The preamble to the six principles for responsible investment states, “We also recognise that applying these Principles may better align investors with broader objectives of society”. This clearly indicates that the principles were developed with the expectation that responsible investment contributes to the “broader objectives of society”, recently redefined as sustainable development goals. Therefore, it should be asked what this means for the current process of evaluation of the principles and the PRI agenda for the next 10 years.
The conviction that the principles will contribute to these broader objectives is based on a number of assumptions. The assumption behind Principle 1, ESG integration in investment policy and decisions, is that it will ultimately affect the cost of capital, lowering the costs of capital for sustainable businesses and increasing the costs for non-sustainable businesses.
The lower costs of capital for sustainable businesses will lead to a competitive advantage. In the long run, sustainable businesses will therefore “crowd out” non-sustainable businesses. It seems logical to ask whether this is indeed the case. Longitudinal research by Robert Eccles, and metastudies by Deutsche Asset Management and others show that good corporate social responsibility performance by companies leads to lower costs of capital, but research is inconclusive as to whether responsible investment is one of the drivers of this phenomenon.

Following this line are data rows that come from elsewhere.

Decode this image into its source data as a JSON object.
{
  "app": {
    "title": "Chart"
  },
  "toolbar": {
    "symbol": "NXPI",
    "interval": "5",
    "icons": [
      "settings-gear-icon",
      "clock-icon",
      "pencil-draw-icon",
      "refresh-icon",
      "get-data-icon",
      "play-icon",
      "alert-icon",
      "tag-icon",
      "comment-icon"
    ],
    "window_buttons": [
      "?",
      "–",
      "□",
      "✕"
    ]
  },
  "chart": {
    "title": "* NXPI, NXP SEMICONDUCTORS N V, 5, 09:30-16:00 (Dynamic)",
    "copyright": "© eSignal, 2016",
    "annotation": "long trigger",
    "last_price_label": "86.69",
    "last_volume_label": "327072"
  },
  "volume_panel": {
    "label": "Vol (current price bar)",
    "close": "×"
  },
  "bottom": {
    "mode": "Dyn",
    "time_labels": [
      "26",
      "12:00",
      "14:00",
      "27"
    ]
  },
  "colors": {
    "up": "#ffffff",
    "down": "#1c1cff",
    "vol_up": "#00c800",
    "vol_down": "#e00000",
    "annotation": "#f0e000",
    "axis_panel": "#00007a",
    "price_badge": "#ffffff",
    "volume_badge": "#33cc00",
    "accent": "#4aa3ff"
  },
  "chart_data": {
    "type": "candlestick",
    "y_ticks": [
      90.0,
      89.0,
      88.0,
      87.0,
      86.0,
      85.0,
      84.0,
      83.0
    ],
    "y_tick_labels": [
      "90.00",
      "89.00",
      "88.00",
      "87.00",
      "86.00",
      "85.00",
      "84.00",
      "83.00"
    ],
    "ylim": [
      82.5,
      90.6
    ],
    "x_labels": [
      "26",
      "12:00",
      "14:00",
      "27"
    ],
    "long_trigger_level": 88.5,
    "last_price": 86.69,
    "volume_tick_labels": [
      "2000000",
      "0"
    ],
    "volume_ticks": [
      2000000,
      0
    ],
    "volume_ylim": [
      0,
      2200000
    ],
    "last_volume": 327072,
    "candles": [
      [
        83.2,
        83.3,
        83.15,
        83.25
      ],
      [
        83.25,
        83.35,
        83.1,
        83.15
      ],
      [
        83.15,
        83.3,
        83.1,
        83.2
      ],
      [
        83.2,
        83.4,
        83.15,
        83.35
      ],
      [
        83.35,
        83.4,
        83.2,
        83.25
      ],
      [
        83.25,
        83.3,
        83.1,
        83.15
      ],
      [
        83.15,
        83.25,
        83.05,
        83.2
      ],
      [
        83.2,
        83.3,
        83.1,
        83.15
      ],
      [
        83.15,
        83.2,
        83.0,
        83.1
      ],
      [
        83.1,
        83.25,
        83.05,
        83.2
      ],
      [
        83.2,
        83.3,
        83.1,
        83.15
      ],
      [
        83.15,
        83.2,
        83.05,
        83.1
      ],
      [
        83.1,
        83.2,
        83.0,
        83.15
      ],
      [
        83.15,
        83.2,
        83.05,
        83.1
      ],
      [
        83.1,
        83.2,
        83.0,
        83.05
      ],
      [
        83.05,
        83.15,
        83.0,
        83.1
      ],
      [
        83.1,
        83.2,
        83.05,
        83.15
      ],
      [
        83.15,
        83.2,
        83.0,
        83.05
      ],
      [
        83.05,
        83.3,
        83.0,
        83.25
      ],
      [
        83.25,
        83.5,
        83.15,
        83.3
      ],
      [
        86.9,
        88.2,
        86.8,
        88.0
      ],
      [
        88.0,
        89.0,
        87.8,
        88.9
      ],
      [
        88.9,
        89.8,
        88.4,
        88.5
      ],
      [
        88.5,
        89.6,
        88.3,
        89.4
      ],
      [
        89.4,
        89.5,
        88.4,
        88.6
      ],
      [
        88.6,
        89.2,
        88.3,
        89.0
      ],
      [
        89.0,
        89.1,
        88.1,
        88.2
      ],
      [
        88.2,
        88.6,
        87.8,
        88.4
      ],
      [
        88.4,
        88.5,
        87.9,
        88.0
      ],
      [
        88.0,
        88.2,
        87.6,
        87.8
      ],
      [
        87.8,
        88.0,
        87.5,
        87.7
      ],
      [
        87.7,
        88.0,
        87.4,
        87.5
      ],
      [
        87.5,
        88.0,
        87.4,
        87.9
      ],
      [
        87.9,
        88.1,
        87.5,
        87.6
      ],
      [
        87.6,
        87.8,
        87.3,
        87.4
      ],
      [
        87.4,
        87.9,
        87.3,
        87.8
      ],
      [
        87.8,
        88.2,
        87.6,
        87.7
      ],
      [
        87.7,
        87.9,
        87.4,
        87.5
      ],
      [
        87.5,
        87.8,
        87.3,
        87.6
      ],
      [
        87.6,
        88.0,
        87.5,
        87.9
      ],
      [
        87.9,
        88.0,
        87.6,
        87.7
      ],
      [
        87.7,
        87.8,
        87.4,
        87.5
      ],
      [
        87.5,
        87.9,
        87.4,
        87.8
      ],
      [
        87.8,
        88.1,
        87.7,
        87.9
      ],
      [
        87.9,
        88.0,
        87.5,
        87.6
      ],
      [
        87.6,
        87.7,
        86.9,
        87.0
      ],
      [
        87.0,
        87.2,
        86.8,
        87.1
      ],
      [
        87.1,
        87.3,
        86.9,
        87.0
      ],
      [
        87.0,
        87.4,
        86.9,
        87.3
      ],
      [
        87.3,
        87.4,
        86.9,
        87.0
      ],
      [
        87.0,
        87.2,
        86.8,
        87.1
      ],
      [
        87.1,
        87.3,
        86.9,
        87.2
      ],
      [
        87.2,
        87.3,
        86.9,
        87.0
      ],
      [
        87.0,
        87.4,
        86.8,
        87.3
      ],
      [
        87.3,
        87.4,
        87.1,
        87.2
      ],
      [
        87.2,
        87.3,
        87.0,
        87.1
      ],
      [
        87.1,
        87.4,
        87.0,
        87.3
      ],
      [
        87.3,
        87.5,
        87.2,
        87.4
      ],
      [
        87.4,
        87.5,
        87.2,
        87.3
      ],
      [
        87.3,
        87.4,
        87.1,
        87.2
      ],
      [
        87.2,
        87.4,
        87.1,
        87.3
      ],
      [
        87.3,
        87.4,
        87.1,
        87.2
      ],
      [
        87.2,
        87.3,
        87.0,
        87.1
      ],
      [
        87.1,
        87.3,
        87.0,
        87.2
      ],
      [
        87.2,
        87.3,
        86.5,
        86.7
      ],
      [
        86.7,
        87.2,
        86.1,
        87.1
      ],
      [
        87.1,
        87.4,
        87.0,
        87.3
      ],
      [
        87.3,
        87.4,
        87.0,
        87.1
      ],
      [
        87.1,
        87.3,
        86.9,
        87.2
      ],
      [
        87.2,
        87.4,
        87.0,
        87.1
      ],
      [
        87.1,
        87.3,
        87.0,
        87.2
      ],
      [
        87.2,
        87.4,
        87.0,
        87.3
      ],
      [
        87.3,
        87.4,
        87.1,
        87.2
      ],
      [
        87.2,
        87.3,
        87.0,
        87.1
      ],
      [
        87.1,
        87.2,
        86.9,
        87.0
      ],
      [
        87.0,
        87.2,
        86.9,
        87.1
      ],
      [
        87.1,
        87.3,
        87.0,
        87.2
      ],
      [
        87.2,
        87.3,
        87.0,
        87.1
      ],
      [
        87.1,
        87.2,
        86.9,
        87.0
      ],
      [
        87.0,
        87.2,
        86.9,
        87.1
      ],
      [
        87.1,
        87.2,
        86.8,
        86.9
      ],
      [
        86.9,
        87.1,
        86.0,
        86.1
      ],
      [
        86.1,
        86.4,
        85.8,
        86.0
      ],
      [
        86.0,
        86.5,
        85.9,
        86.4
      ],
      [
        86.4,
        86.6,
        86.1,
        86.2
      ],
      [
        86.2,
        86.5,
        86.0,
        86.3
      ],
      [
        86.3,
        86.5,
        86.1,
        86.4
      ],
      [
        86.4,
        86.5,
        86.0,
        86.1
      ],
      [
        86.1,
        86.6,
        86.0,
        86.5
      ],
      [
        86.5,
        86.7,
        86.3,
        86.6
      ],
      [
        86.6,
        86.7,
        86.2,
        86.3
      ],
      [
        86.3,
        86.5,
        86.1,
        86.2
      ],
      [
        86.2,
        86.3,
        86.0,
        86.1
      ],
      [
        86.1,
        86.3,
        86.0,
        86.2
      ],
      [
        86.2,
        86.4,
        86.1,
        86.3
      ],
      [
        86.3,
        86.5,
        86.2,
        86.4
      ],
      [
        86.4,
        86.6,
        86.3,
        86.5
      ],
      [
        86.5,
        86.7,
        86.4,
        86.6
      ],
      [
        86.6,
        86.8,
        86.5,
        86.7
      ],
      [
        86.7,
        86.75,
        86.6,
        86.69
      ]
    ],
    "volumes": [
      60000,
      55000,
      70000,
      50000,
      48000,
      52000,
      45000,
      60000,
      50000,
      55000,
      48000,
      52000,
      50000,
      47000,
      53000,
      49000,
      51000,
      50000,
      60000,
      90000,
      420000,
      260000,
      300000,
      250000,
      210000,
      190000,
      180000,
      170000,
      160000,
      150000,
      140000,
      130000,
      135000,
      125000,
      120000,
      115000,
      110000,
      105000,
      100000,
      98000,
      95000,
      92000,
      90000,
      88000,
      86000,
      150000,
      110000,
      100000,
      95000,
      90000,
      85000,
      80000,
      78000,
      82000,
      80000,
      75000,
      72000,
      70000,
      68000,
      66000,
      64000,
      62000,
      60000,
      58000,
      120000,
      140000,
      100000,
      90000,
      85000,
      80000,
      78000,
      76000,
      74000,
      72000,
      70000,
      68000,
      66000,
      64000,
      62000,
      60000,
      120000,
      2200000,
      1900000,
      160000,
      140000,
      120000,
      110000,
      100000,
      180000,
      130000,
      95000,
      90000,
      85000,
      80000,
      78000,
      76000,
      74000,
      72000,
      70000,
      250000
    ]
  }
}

The assumption behind Principle 2, ESG integration in active ownership, is to improve the risk–return profile of the businesses in which institutions invest, through a process of engagement to highlight the materiality of ESG issues and convince businesses to adopt more sustainable products, services and processes.
Research about the effects of integration of ESG issues in shareholder engagement shows a positive but limited effect, partly diluted because an investor may voice different messages to investee companies through their ESG experts on the one hand and their mainstream portfolio managers on the other hand, thereby creating a lack of alignment between the execution of ownership and investment decisions. So there is definitely room for improvement.
The principles dovetail with fiduciary duty, which recognises that ESG issues can be material and should therefore be considered by investors if they are to fulfil their obligation towards their ultimate beneficiaries.
Though fiduciary duty has been used as a reason not to look at ESG factors, a recent PRI study and the US Department of Labor decision last year brought clarity to this issue. Not taking material ESG issues into account may even be a breach of fiduciary duty.
However, the underlying assumption still is that the ultimate beneficiaries define their interests as purely financial.
With growing concerns among global citizens about the negative externalities of financial markets, is it still correct to assume that the interests of beneficiaries are purely financial? Although research is scarce, there have been surveys showing that beneficiaries have a wider definition of their interests that includes sustainability, ethical considerations and future wellbeing.
There is one other assumption that has largely remained implicit. While other codes, like the UN Global Compact, OECD guidelines and IFC standards provide desired outcomes (no child labour, lower greenhouse gas emissions, waste reduction, freedom of association, etc.), the assumption of the PRI is that, for financial institutions to contribute to “broader objectives”, it is sufficient to agree on the principles and implement procedures and processes.
At PRI, while we would like to say that all of our nearly 1500 signatories are vigorously incorporating the six principles, we know this is not the case and that much more work is needed. But some signatories have, for example, already taken on a strategy of explicitly decreasing their carbon or even wider environmental footprint and structuring their portfolios to create a positive ESG impact.
With companies globally moving towards more sustainable business practices those investors are likely to be cutting edge and potentially stay ahead of the curve, which also makes perfect sense form a risk–return perspective.
After ten years of vibrant activity under the umbrella of the PRI, we should ask if the assumptions behind the principles still hold in today’s fast-changing world.
And if not (sufficiently), how can the PRI be adapted to the sustainability challenges put forward by the sustainable development goals? Addressing these questions is not an easy exercise and requires input from signatories, academics and stakeholders. Does this exercise lead to a change of the principles? It is too early to provide answers. But we are prepared to ask ourselves these challenging questions.
Kris Douma is director of investment practice and reporting at PRI